Sydney — 2020

Named after the Ancient Greek word ‘asteriskos’ meaning 'little star', the distinctive star shaped sculpture Asterisk makes connections across cultures, time and place. Combining ancient stones and celestial form, the sculpture explores the metaphysical realms of earth and sky. It speaks to human journeys and ancient stellar navigation systems used to guide Indigenous travellers on journeys far and wide. Made from four unique rock types sourced from across Australia, the sculpture's intersecting planes reveal markings that trace the history of the oldest continent in the world. One plane is a composite of stone discovered during new transport infrastructure tunnel construction deep within the earth below the sculpture’s site. This stone, anchored by rock from the North and the West, holds the memory of this land, reshaped to enable new destinations.

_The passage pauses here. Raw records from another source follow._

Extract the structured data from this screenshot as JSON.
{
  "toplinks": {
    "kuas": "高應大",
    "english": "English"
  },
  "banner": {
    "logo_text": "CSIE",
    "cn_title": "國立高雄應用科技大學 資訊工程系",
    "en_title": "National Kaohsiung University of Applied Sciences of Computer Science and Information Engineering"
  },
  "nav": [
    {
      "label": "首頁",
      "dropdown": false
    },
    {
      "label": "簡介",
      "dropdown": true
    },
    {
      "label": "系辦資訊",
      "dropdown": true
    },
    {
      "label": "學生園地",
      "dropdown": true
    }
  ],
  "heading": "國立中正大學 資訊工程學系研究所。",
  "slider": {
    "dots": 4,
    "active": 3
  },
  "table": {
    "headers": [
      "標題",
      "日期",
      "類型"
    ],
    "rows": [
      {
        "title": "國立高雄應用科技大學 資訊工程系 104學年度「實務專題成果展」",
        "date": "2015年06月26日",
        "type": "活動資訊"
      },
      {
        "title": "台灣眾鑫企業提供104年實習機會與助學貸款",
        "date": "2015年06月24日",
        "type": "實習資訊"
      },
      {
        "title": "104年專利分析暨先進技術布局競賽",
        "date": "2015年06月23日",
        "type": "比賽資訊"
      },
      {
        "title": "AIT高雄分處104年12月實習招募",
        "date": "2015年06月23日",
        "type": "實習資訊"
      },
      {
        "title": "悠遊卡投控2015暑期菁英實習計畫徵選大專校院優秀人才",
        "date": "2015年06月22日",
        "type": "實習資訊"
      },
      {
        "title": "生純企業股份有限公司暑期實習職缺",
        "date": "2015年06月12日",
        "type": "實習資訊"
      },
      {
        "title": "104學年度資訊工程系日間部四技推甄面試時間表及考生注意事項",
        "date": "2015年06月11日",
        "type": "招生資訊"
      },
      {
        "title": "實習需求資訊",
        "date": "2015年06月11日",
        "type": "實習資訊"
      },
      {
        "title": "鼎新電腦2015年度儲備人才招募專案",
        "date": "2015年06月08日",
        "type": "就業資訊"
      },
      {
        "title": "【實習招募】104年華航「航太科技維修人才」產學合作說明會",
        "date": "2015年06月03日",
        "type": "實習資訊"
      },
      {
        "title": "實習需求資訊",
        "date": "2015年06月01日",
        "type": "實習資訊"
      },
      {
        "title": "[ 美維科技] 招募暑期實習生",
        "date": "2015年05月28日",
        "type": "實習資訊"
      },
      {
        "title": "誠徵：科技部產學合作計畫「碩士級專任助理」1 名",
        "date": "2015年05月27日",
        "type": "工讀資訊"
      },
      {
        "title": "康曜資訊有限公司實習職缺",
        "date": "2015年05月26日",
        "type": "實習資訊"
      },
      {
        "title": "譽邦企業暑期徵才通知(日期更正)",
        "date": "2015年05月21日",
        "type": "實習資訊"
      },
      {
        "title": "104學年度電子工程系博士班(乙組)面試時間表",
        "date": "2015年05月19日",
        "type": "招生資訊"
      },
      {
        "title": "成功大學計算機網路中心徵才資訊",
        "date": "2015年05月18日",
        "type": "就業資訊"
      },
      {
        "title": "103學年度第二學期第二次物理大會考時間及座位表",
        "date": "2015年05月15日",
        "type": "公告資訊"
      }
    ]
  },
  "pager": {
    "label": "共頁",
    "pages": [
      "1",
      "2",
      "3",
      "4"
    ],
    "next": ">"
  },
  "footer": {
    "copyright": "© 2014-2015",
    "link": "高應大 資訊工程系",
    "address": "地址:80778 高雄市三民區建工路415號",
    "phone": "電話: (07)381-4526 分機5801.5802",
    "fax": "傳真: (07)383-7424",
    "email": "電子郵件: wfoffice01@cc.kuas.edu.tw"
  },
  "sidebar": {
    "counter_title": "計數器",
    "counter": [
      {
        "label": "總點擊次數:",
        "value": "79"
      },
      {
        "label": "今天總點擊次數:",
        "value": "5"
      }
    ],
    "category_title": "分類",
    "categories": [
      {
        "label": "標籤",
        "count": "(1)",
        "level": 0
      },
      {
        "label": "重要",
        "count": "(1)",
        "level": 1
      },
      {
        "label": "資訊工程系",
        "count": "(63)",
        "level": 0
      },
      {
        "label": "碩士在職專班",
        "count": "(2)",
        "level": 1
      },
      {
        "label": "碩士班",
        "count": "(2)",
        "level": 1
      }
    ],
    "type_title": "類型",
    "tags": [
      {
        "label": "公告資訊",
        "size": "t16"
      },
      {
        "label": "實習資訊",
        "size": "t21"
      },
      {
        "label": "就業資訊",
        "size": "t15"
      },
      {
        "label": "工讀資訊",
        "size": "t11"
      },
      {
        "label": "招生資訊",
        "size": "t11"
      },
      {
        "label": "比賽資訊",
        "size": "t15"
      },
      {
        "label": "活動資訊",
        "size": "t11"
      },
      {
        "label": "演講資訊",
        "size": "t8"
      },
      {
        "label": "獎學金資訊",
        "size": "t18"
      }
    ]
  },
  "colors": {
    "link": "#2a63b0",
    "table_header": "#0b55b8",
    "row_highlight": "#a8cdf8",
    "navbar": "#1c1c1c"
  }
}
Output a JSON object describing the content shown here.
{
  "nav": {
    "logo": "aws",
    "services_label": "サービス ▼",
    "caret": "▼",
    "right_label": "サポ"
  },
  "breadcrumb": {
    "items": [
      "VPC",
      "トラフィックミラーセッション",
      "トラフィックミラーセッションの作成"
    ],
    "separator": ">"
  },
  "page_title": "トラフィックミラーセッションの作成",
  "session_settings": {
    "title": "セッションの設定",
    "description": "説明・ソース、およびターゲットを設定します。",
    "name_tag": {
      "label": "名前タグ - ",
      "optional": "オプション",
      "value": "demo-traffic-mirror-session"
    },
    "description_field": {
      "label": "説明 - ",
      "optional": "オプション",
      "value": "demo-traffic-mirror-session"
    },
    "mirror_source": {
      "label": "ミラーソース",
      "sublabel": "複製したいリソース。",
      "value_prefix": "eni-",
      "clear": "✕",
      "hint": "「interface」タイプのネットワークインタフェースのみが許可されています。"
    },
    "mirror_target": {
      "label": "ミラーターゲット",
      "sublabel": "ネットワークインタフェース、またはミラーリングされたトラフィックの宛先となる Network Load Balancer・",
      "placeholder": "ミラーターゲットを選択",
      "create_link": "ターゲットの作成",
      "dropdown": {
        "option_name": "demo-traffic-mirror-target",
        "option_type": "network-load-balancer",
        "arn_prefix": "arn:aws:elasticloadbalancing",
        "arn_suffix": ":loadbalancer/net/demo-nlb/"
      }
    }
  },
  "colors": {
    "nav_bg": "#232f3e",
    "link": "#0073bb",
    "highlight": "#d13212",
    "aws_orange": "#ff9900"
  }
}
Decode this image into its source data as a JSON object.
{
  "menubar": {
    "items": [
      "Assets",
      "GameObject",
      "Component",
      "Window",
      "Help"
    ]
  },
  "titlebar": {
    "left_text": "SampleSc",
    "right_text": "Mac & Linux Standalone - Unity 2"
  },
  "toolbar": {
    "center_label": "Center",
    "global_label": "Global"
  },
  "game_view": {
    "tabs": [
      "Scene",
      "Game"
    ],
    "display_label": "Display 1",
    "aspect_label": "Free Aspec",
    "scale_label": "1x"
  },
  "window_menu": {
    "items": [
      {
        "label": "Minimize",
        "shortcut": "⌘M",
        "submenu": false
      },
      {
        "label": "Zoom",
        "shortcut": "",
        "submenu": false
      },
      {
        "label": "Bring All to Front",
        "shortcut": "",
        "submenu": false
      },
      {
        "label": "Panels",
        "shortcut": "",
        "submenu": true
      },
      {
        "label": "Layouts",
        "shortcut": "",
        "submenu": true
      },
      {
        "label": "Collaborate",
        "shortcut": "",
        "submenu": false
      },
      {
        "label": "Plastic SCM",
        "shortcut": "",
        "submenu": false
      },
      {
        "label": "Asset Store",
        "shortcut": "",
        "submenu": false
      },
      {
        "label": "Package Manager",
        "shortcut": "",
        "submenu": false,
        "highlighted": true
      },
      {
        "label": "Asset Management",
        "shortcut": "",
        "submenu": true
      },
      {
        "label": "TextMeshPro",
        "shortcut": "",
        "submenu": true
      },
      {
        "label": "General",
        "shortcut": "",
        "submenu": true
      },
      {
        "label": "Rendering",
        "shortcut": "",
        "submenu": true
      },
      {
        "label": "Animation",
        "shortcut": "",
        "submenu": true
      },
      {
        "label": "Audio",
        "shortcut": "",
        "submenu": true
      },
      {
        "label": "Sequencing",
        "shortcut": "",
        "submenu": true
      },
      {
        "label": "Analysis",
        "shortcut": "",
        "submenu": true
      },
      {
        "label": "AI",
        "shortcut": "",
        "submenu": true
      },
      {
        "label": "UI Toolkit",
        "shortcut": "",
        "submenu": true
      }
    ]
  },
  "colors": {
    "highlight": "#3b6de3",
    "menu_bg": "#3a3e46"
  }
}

Asterisk is orientated to Ginan, the smallest star in the Southern Cross, recently officially given its Australian Aboriginal star-name. Situated on Cadigal and Kameygal land, welcoming visitors at the entrance to new sculpture parklands, Asterisk is a modern compass placing equal value on different perspectives.